Could you copy every line from the material below in which "EURUSD" appears?
==== Data records ====
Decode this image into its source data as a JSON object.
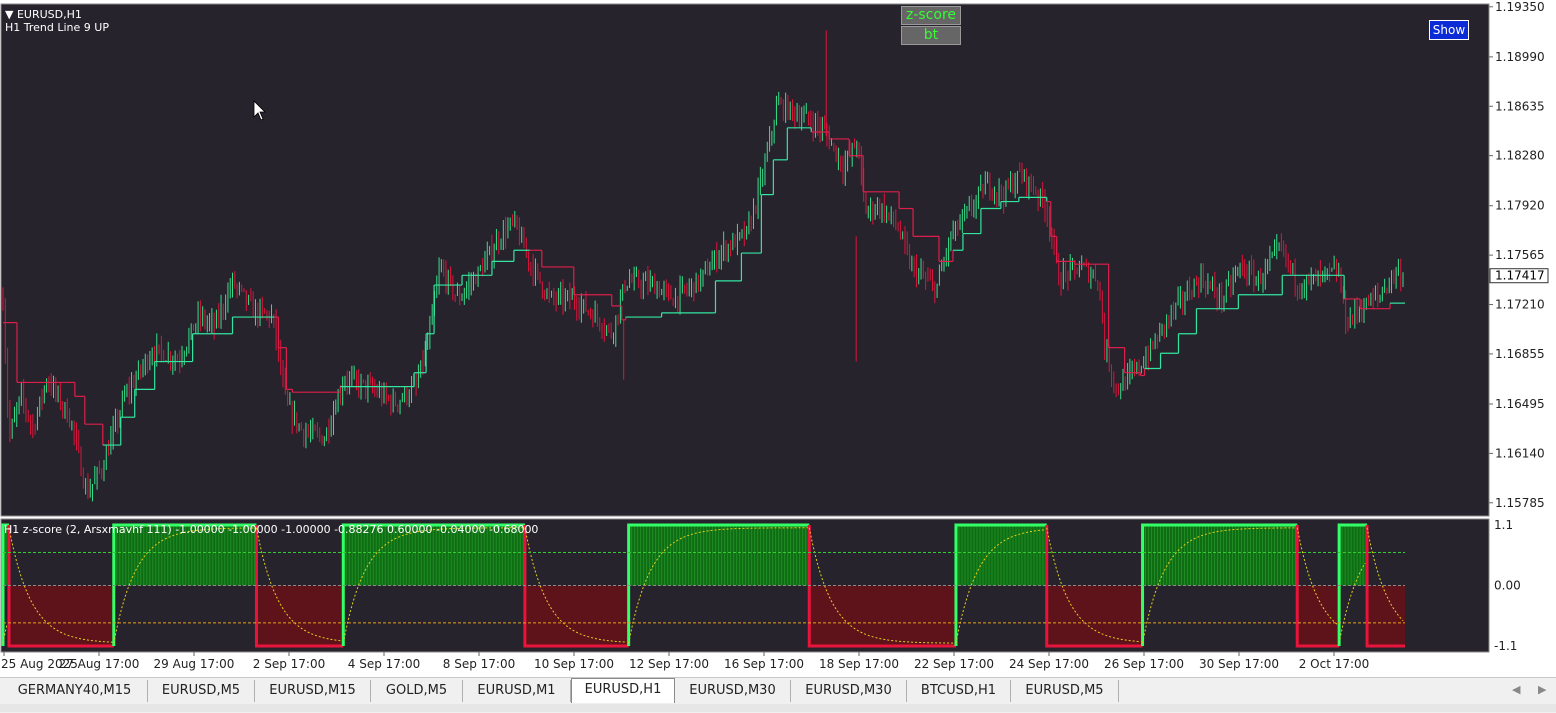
{
  "chart_window": {
    "symbol_label": "EURUSD,H1",
    "indicator_label": "H1 Trend Line 9 UP",
    "current_price": "1.17417",
    "buttons": {
      "zscore": "z-score",
      "bt": "bt",
      "show": "Show"
    }
  },
  "colors": {
    "background": "#27232c",
    "bull": "#35e08a",
    "bear": "#dc143c",
    "trend_up": "#32e6a0",
    "trend_down": "#dc1f4a",
    "grid": "#c8c8c8"
  },
  "price_axis": {
    "labels": [
      "1.19350",
      "1.18990",
      "1.18635",
      "1.18280",
      "1.17920",
      "1.17565",
      "1.17210",
      "1.16855",
      "1.16495",
      "1.16140",
      "1.15785"
    ],
    "range": [
      1.1569,
      1.1937
    ]
  },
  "time_axis": {
    "labels": [
      "25 Aug 2025",
      "27 Aug 17:00",
      "29 Aug 17:00",
      "2 Sep 17:00",
      "4 Sep 17:00",
      "8 Sep 17:00",
      "10 Sep 17:00",
      "12 Sep 17:00",
      "16 Sep 17:00",
      "18 Sep 17:00",
      "22 Sep 17:00",
      "24 Sep 17:00",
      "26 Sep 17:00",
      "30 Sep 17:00",
      "2 Oct 17:00"
    ]
  },
  "subwindow": {
    "label": "H1 z-score (2, Arsxmavhf 111) -1.00000 -1.00000 -1.00000 -0.88276 0.60000 -0.04000 -0.68000",
    "axis_labels": [
      "1.1",
      "0.00",
      "-1.1"
    ],
    "levels": [
      0.6,
      0.0,
      -0.68
    ]
  },
  "chart_data": [
    {
      "type": "candlestick",
      "series": [
        {
          "name": "EURUSD,H1"
        }
      ],
      "price_path": [
        [
          0,
          1.1725
        ],
        [
          6,
          1.1625
        ],
        [
          18,
          1.1655
        ],
        [
          30,
          1.1632
        ],
        [
          44,
          1.1668
        ],
        [
          68,
          1.1638
        ],
        [
          84,
          1.1585
        ],
        [
          100,
          1.1605
        ],
        [
          122,
          1.1655
        ],
        [
          150,
          1.1688
        ],
        [
          176,
          1.1682
        ],
        [
          196,
          1.1712
        ],
        [
          212,
          1.1705
        ],
        [
          230,
          1.1737
        ],
        [
          252,
          1.1716
        ],
        [
          270,
          1.1712
        ],
        [
          284,
          1.1648
        ],
        [
          300,
          1.163
        ],
        [
          322,
          1.1625
        ],
        [
          342,
          1.1668
        ],
        [
          370,
          1.166
        ],
        [
          392,
          1.165
        ],
        [
          414,
          1.1662
        ],
        [
          426,
          1.1695
        ],
        [
          438,
          1.1748
        ],
        [
          456,
          1.1725
        ],
        [
          478,
          1.1745
        ],
        [
          498,
          1.177
        ],
        [
          512,
          1.178
        ],
        [
          530,
          1.1748
        ],
        [
          548,
          1.1725
        ],
        [
          572,
          1.1725
        ],
        [
          595,
          1.1712
        ],
        [
          610,
          1.17
        ],
        [
          624,
          1.1738
        ],
        [
          652,
          1.1735
        ],
        [
          672,
          1.1725
        ],
        [
          698,
          1.1738
        ],
        [
          720,
          1.176
        ],
        [
          746,
          1.1772
        ],
        [
          760,
          1.181
        ],
        [
          776,
          1.1865
        ],
        [
          796,
          1.1858
        ],
        [
          812,
          1.1852
        ],
        [
          824,
          1.1845
        ],
        [
          842,
          1.182
        ],
        [
          856,
          1.1838
        ],
        [
          864,
          1.1788
        ],
        [
          878,
          1.1792
        ],
        [
          896,
          1.1778
        ],
        [
          910,
          1.1748
        ],
        [
          935,
          1.1732
        ],
        [
          950,
          1.177
        ],
        [
          968,
          1.1788
        ],
        [
          986,
          1.1808
        ],
        [
          1002,
          1.18
        ],
        [
          1020,
          1.1815
        ],
        [
          1036,
          1.1802
        ],
        [
          1046,
          1.179
        ],
        [
          1058,
          1.174
        ],
        [
          1080,
          1.1748
        ],
        [
          1098,
          1.174
        ],
        [
          1104,
          1.169
        ],
        [
          1116,
          1.166
        ],
        [
          1134,
          1.1672
        ],
        [
          1150,
          1.1688
        ],
        [
          1168,
          1.1712
        ],
        [
          1186,
          1.1728
        ],
        [
          1200,
          1.174
        ],
        [
          1222,
          1.1725
        ],
        [
          1240,
          1.1748
        ],
        [
          1258,
          1.1738
        ],
        [
          1280,
          1.1762
        ],
        [
          1298,
          1.1735
        ],
        [
          1320,
          1.174
        ],
        [
          1338,
          1.1745
        ],
        [
          1346,
          1.1708
        ],
        [
          1360,
          1.1718
        ],
        [
          1380,
          1.1728
        ],
        [
          1396,
          1.1745
        ],
        [
          1405,
          1.1741
        ]
      ],
      "trend_steps": [
        [
          0,
          1.1708,
          "down"
        ],
        [
          5,
          1.1708,
          "down"
        ],
        [
          14,
          1.1665,
          "down"
        ],
        [
          62,
          1.1665,
          "down"
        ],
        [
          72,
          1.1655,
          "down"
        ],
        [
          82,
          1.1635,
          "down"
        ],
        [
          100,
          1.162,
          "up"
        ],
        [
          118,
          1.164,
          "up"
        ],
        [
          132,
          1.166,
          "up"
        ],
        [
          152,
          1.168,
          "up"
        ],
        [
          190,
          1.17,
          "up"
        ],
        [
          230,
          1.1712,
          "up"
        ],
        [
          272,
          1.1712,
          "down"
        ],
        [
          276,
          1.169,
          "down"
        ],
        [
          284,
          1.166,
          "down"
        ],
        [
          290,
          1.1658,
          "down"
        ],
        [
          338,
          1.1662,
          "up"
        ],
        [
          398,
          1.1662,
          "up"
        ],
        [
          412,
          1.1672,
          "up"
        ],
        [
          424,
          1.17,
          "up"
        ],
        [
          432,
          1.1735,
          "up"
        ],
        [
          460,
          1.1742,
          "up"
        ],
        [
          490,
          1.1752,
          "up"
        ],
        [
          512,
          1.176,
          "up"
        ],
        [
          528,
          1.176,
          "down"
        ],
        [
          540,
          1.1748,
          "down"
        ],
        [
          572,
          1.1728,
          "down"
        ],
        [
          610,
          1.172,
          "down"
        ],
        [
          620,
          1.171,
          "down"
        ],
        [
          624,
          1.1712,
          "up"
        ],
        [
          660,
          1.1715,
          "up"
        ],
        [
          710,
          1.1715,
          "up"
        ],
        [
          714,
          1.1738,
          "up"
        ],
        [
          740,
          1.1758,
          "up"
        ],
        [
          760,
          1.18,
          "up"
        ],
        [
          772,
          1.1825,
          "up"
        ],
        [
          786,
          1.1848,
          "up"
        ],
        [
          806,
          1.1848,
          "up"
        ],
        [
          810,
          1.1845,
          "down"
        ],
        [
          828,
          1.184,
          "down"
        ],
        [
          848,
          1.1828,
          "down"
        ],
        [
          862,
          1.1802,
          "down"
        ],
        [
          898,
          1.179,
          "down"
        ],
        [
          912,
          1.177,
          "down"
        ],
        [
          938,
          1.1752,
          "down"
        ],
        [
          952,
          1.176,
          "up"
        ],
        [
          962,
          1.1772,
          "up"
        ],
        [
          980,
          1.179,
          "up"
        ],
        [
          1000,
          1.1795,
          "up"
        ],
        [
          1018,
          1.1798,
          "up"
        ],
        [
          1042,
          1.1798,
          "up"
        ],
        [
          1046,
          1.1795,
          "down"
        ],
        [
          1050,
          1.177,
          "down"
        ],
        [
          1056,
          1.1752,
          "down"
        ],
        [
          1074,
          1.175,
          "down"
        ],
        [
          1100,
          1.175,
          "down"
        ],
        [
          1108,
          1.169,
          "down"
        ],
        [
          1124,
          1.1672,
          "down"
        ],
        [
          1140,
          1.167,
          "down"
        ],
        [
          1144,
          1.1675,
          "up"
        ],
        [
          1160,
          1.1686,
          "up"
        ],
        [
          1178,
          1.17,
          "up"
        ],
        [
          1196,
          1.1718,
          "up"
        ],
        [
          1238,
          1.1728,
          "up"
        ],
        [
          1282,
          1.1742,
          "up"
        ],
        [
          1342,
          1.1742,
          "up"
        ],
        [
          1344,
          1.1725,
          "down"
        ],
        [
          1360,
          1.1718,
          "down"
        ],
        [
          1390,
          1.1722,
          "up"
        ],
        [
          1405,
          1.1722,
          "up"
        ]
      ],
      "wick_spikes": [
        [
          825,
          1.1918,
          1.1842
        ],
        [
          855,
          1.177,
          1.168
        ],
        [
          622,
          1.171,
          1.1667
        ]
      ]
    },
    {
      "type": "area",
      "series": [
        {
          "name": "z-score"
        }
      ],
      "segments": [
        [
          0,
          6,
          "up"
        ],
        [
          6,
          111,
          "down"
        ],
        [
          111,
          254,
          "up"
        ],
        [
          254,
          341,
          "down"
        ],
        [
          341,
          523,
          "up"
        ],
        [
          523,
          627,
          "down"
        ],
        [
          627,
          808,
          "up"
        ],
        [
          808,
          955,
          "down"
        ],
        [
          955,
          1046,
          "up"
        ],
        [
          1046,
          1142,
          "down"
        ],
        [
          1142,
          1297,
          "up"
        ],
        [
          1297,
          1339,
          "down"
        ],
        [
          1339,
          1367,
          "up"
        ],
        [
          1367,
          1405,
          "down"
        ]
      ],
      "ylim": [
        -1.1,
        1.1
      ]
    }
  ]
}
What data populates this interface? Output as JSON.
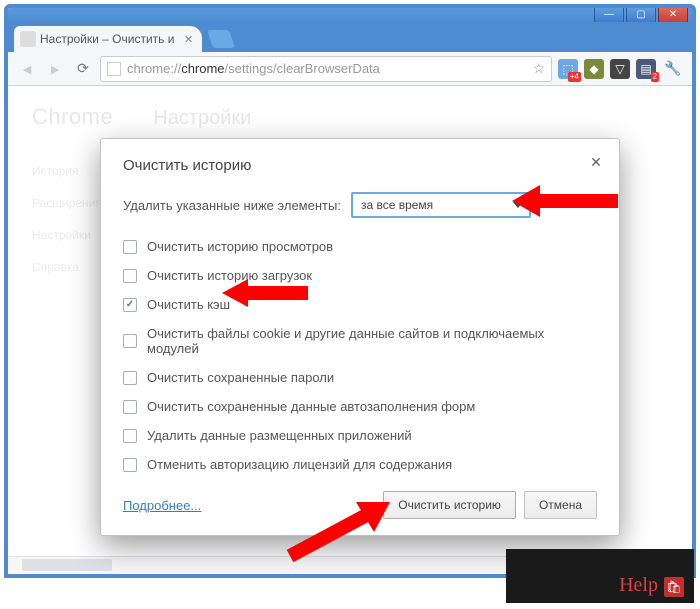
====
--- Reply ---
    "symbol_label": "EURUSD,H1",
          "name": "EURUSD,H1"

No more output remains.